**WORK REQUIRED**. Your task is to copy the data exactly while leaving out every picture.

**DATA TO PROCESS**.
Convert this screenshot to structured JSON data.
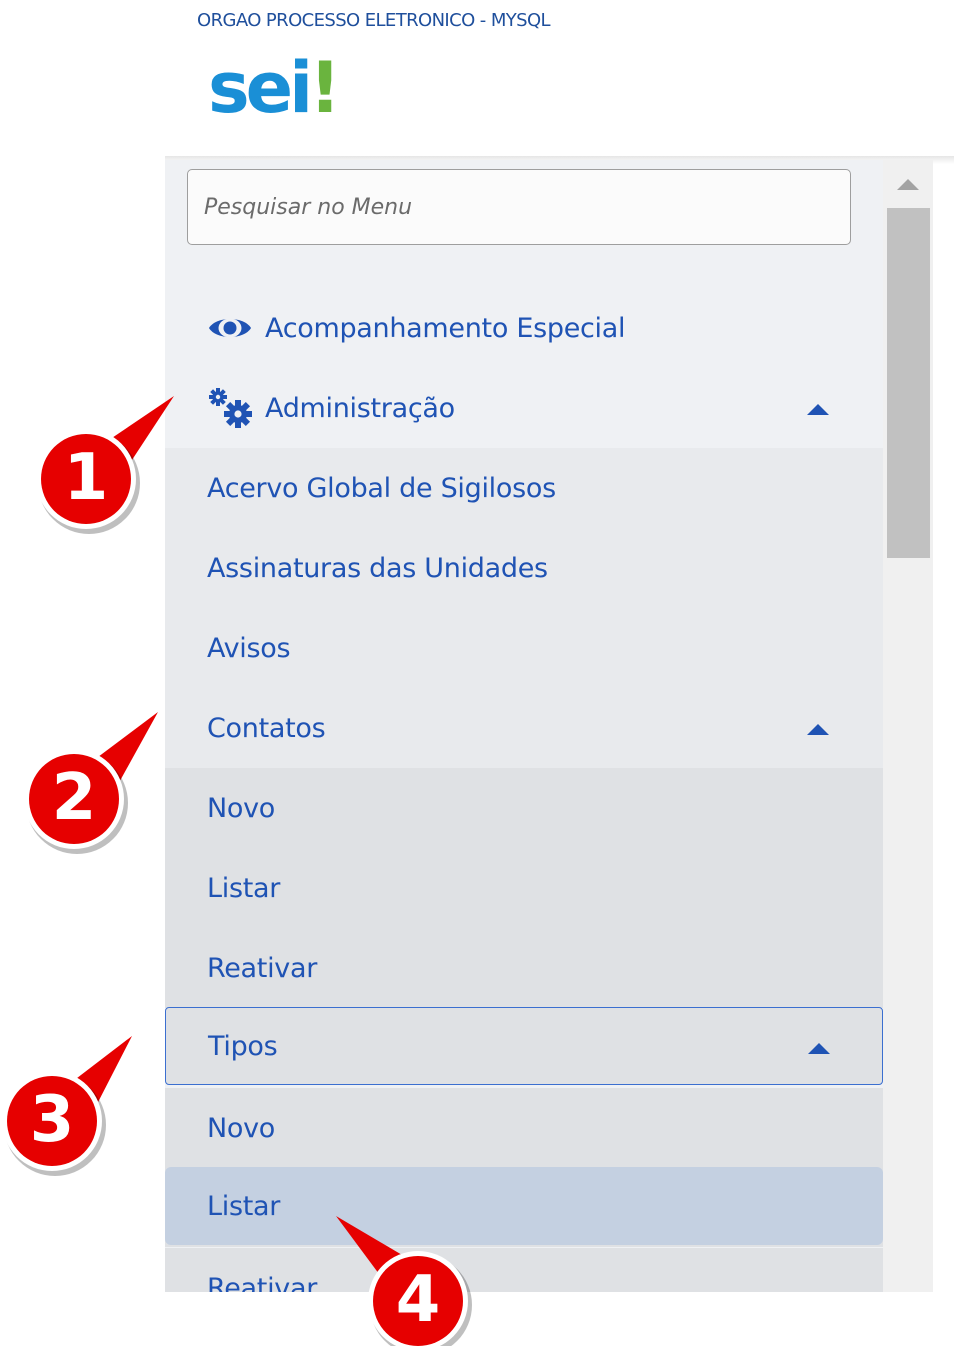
{
  "header": {
    "org_title": "ORGAO PROCESSO ELETRONICO - MYSQL",
    "logo_text_main": "sei",
    "logo_text_bang": "!"
  },
  "search": {
    "placeholder": "Pesquisar no Menu"
  },
  "menu": {
    "acompanhamento": {
      "label": "Acompanhamento Especial",
      "icon": "eye-icon"
    },
    "administracao": {
      "label": "Administração",
      "icon": "gears-icon",
      "expanded": true
    },
    "admin_items": {
      "acervo": "Acervo Global de Sigilosos",
      "assinaturas": "Assinaturas das Unidades",
      "avisos": "Avisos",
      "contatos": "Contatos"
    },
    "contatos_items": {
      "novo": "Novo",
      "listar": "Listar",
      "reativar": "Reativar",
      "tipos": "Tipos"
    },
    "tipos_items": {
      "novo": "Novo",
      "listar": "Listar",
      "reativar": "Reativar"
    }
  },
  "callouts": [
    "1",
    "2",
    "3",
    "4"
  ],
  "colors": {
    "link": "#1f53b4",
    "callout_red": "#e60000",
    "selected_row": "#c4d0e1",
    "logo_blue": "#1a8fd6",
    "logo_green": "#6ab43e"
  }
}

**WRITTEN REPLY**.
Convert this screenshot to structured JSON data.
{
  "header": {
    "org_title": "ORGAO PROCESSO ELETRONICO - MYSQL",
    "logo_text_main": "sei",
    "logo_text_bang": "!"
  },
  "search": {
    "placeholder": "Pesquisar no Menu"
  },
  "menu": {
    "acompanhamento": {
      "label": "Acompanhamento Especial",
      "icon": "eye-icon"
    },
    "administracao": {
      "label": "Administração",
      "icon": "gears-icon",
      "expanded": true
    },
    "admin_items": {
      "acervo": "Acervo Global de Sigilosos",
      "assinaturas": "Assinaturas das Unidades",
      "avisos": "Avisos",
      "contatos": "Contatos"
    },
    "contatos_items": {
      "novo": "Novo",
      "listar": "Listar",
      "reativar": "Reativar",
      "tipos": "Tipos"
    },
    "tipos_items": {
      "novo": "Novo",
      "listar": "Listar",
      "reativar": "Reativar"
    }
  },
  "callouts": [
    "1",
    "2",
    "3",
    "4"
  ],
  "colors": {
    "link": "#1f53b4",
    "callout_red": "#e60000",
    "selected_row": "#c4d0e1",
    "logo_blue": "#1a8fd6",
    "logo_green": "#6ab43e"
  }
}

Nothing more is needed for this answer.